Photographing the Same Train on Two Continents

Over the years I’ve managed some neat feats in terms of fleets and/or vehicles that I’ve photographed.  At one time, I had a photo of every vehicle in the active TCAT fleet in Ithaca, NY.  I have photos of most (but not all) of the 46 Jerusalem Light Rail Alstom Citadis 302s.  However, back in January, I accomplished a feat that I don’t think I ever expected to do: photographing the same train car on two different continents.  And just to be clear, this wasn’t accomplished in Istanbul.

In 1998, the Madrid Metro accepted delivery of its 6000 Series cars from CAF for operation on that system’s Line 9.  The 6000 Series were the first Madrid subway cars to feature exterior destination signs and an articulated joint between each pair of cars, and were designed with the needs of Line 9 in mind.  I rode and photographed these cars in Madrid each time that I was in that city, first in 2005 and then again in 2008.

In 2013, most of the 6000 Series cars were sold to the Buenos Aires Underground for about 32.6 million Euro, a purchase that has since been derided as the worst rolling stock acquisition in the hundred-plus year history of the Buenos Aires system.  Buenos Aires purchased these cars to operate on their Line B, despite some significant differences between the specifications of Buenos Aires Line B and the wide profile Madrid Metro lines.  Most notably, the Madrid Metro powers its trains using overhead catenary, as does Buenos Aires for five of its six subway lines, but Line B is the lone Buenos Aires Subte line that uses third rail power.  In other words, Buenos Aires officials ordered a fleet of subway cars with the intention of using them on the one line in their network where there was no way to power the cars without significant modifications being made to both the tunnels and the 6000 Series cars themselves.  The 6000 Series cars were also narrower the other cars that had historically operated on Line B, requiring “skirts” to be added to the cars in order to close the gap between the train and the station platforms.  The 6000 Series trains ultimately entered service in Buenos Aires starting in 2014.

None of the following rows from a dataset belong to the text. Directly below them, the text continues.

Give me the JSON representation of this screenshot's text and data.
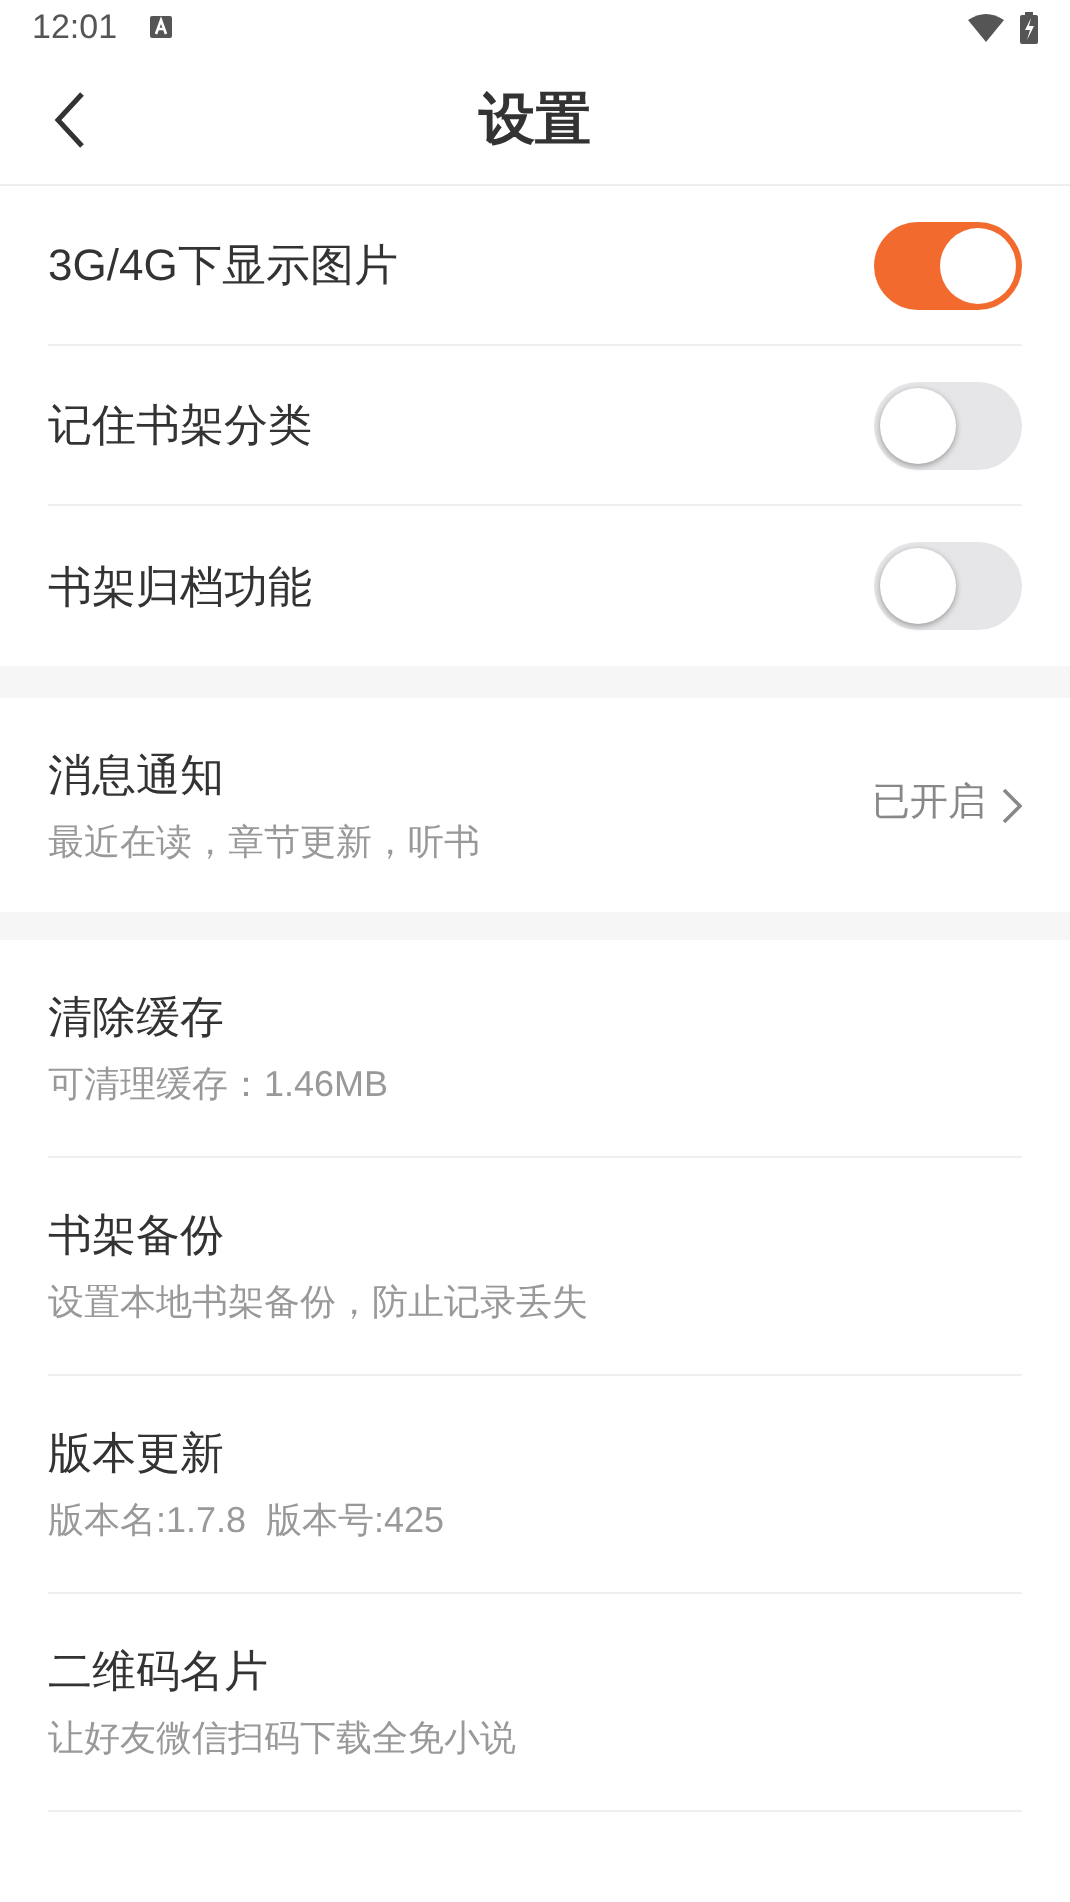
{
  "status_bar": {
    "time": "12:01"
  },
  "header": {
    "title": "设置"
  },
  "toggles": [
    {
      "label": "3G/4G下显示图片",
      "on": true
    },
    {
      "label": "记住书架分类",
      "on": false
    },
    {
      "label": "书架归档功能",
      "on": false
    }
  ],
  "notification": {
    "title": "消息通知",
    "subtitle": "最近在读，章节更新，听书",
    "value": "已开启"
  },
  "items": [
    {
      "title": "清除缓存",
      "subtitle": "可清理缓存：1.46MB"
    },
    {
      "title": "书架备份",
      "subtitle": "设置本地书架备份，防止记录丢失"
    },
    {
      "title": "版本更新",
      "subtitle": "版本名:1.7.8  版本号:425"
    },
    {
      "title": "二维码名片",
      "subtitle": "让好友微信扫码下载全免小说"
    }
  ]
}
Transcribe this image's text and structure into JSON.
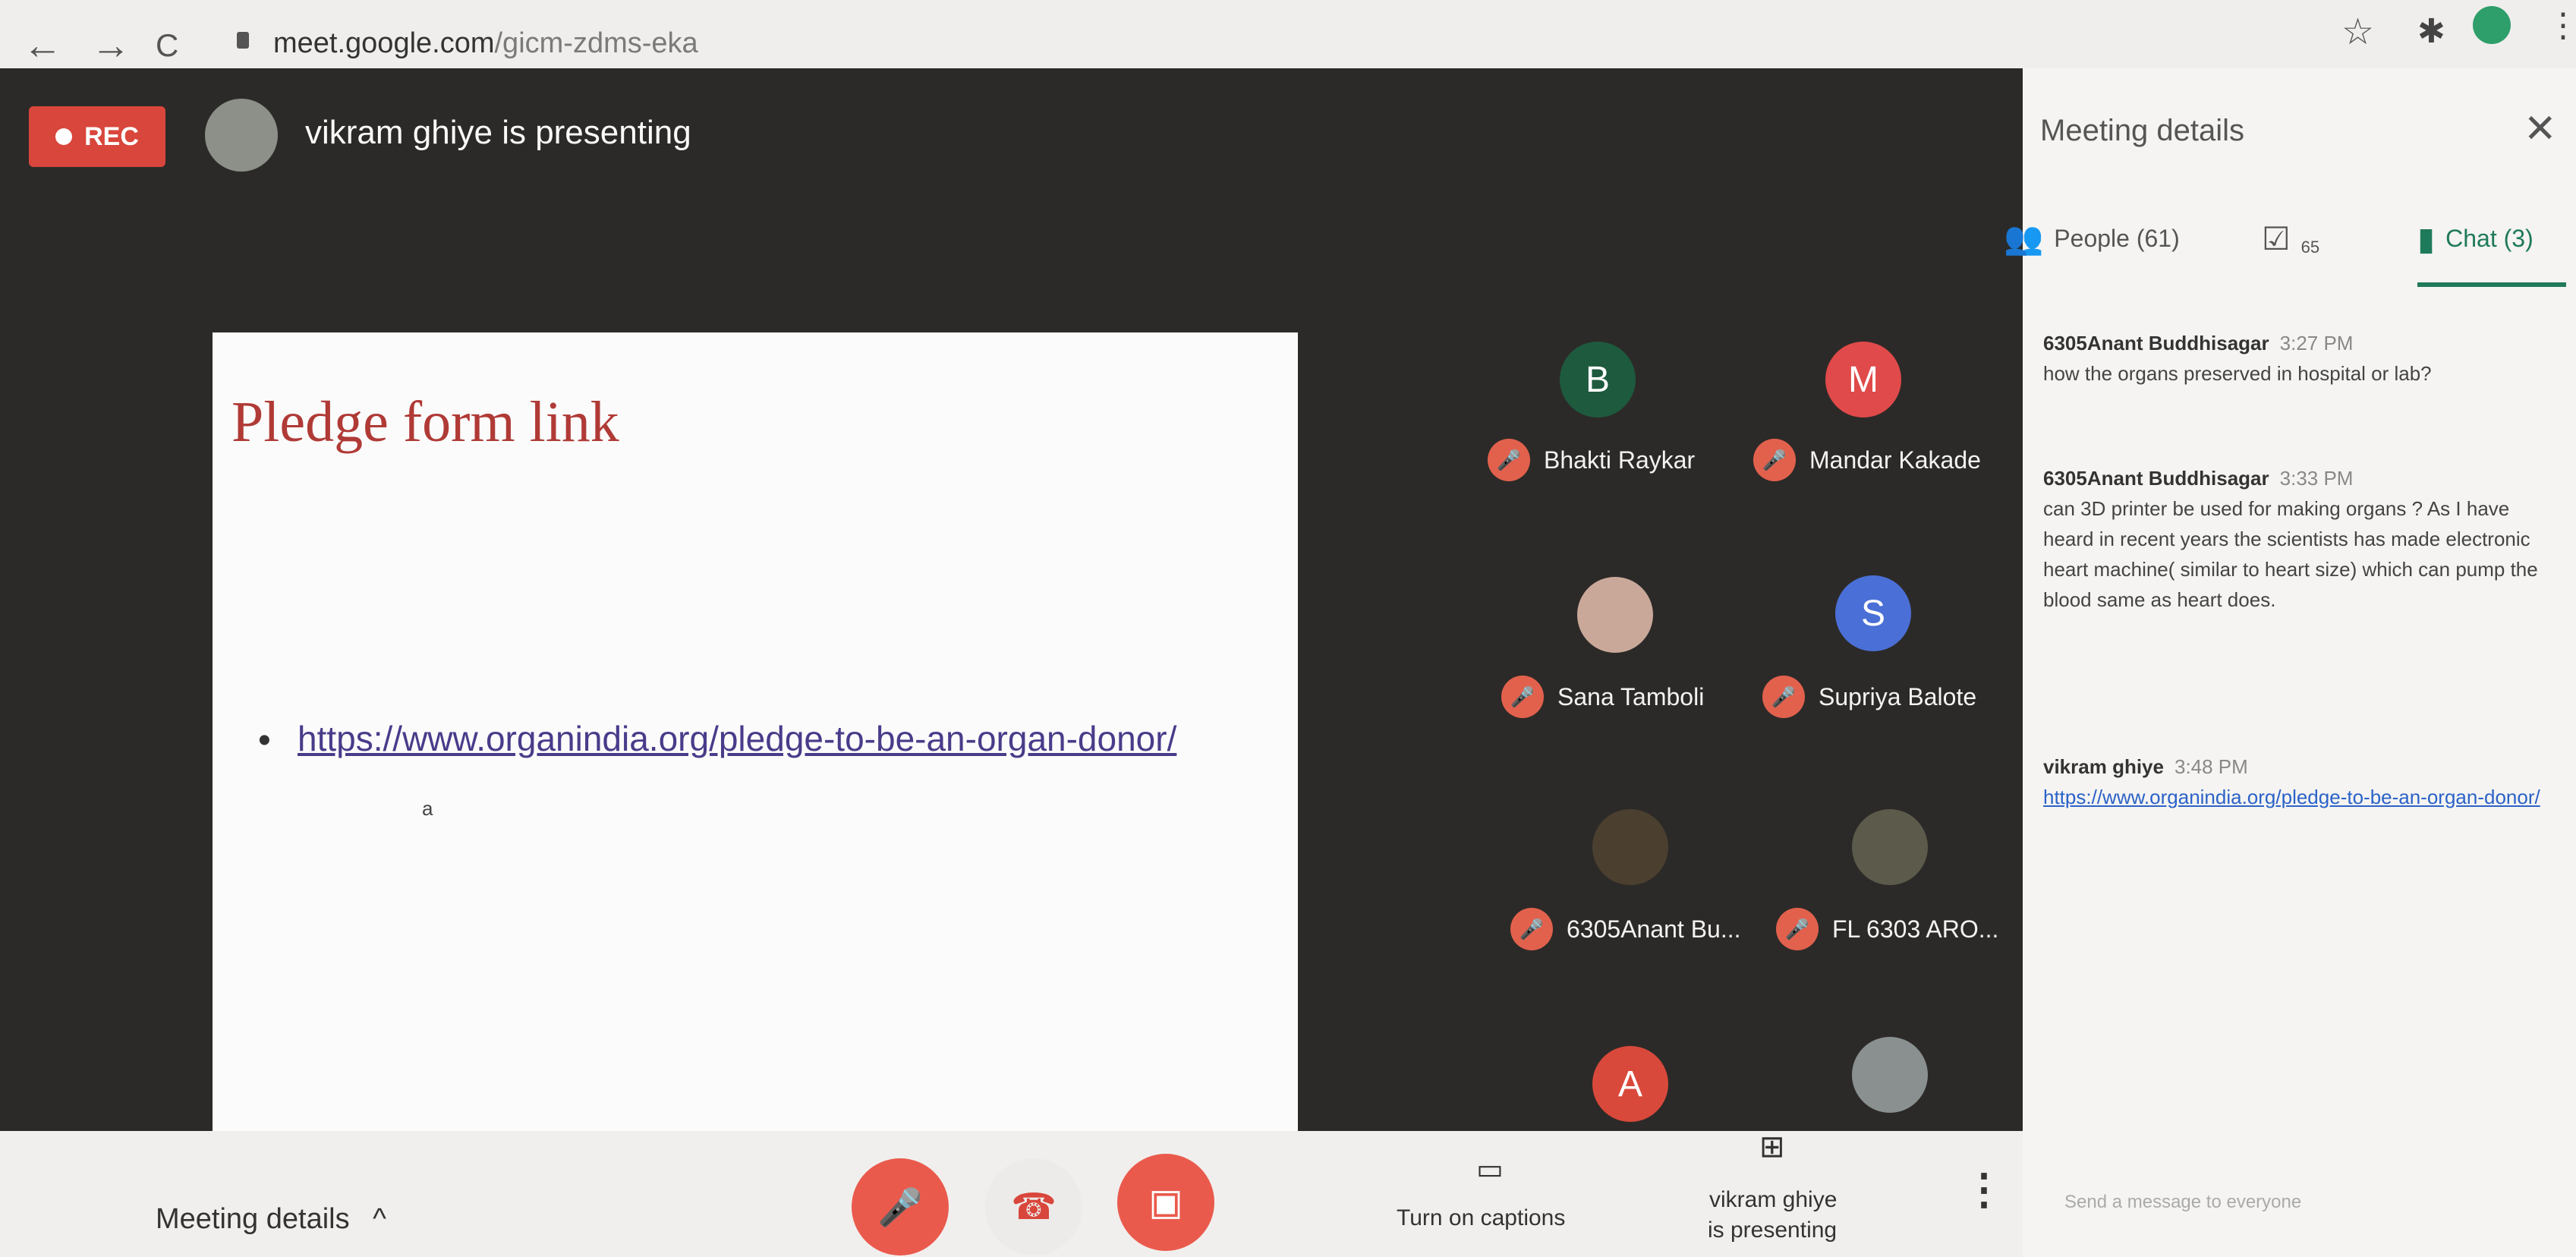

I traveled to Buenos Aires in January 2018 and explored the city’s subway network, so naturally, I re-encountered the 6000 Series cars in their new home.  I don’t have logs of which cars I rode in Madrid and which cars I rode in Buenos Aires, but after my trip, I compared the unit numbers in the photos I took in Madrid with those I took in Buenos Aires.  Through that process, I discovered that I photographed car 6006 at the Avenida de America station in Madrid on June 11, 2008, and photographed the same car at Carlos Pellegrini, station in Buenos Aires on January 10, 2018.

Here are the aforementioned photos:

Oren’s Reading List: The World’s 15 Most Complex Subway Maps

Ever look at a subway map and think to yourself “how on earth am I ever going to figure out where I’m going by using this thing?”  Recently, a group of theoretical physicists and mathematicians attempted to figure out which maps “exceed our cognitive limits.”  If you think the New York City subway map is overwhelming, the research team would agree with you.  You can read a summary of the study’s findings and see the list of the 15 most complex maps at CityLab, or you can read the entire paper (it is only 8 pages) at ScienceAdvances.

Oren’s Reading List is an occasional feature on The Travelogue in which I share articles that I’ve read that might also be of interest to the readers of this website.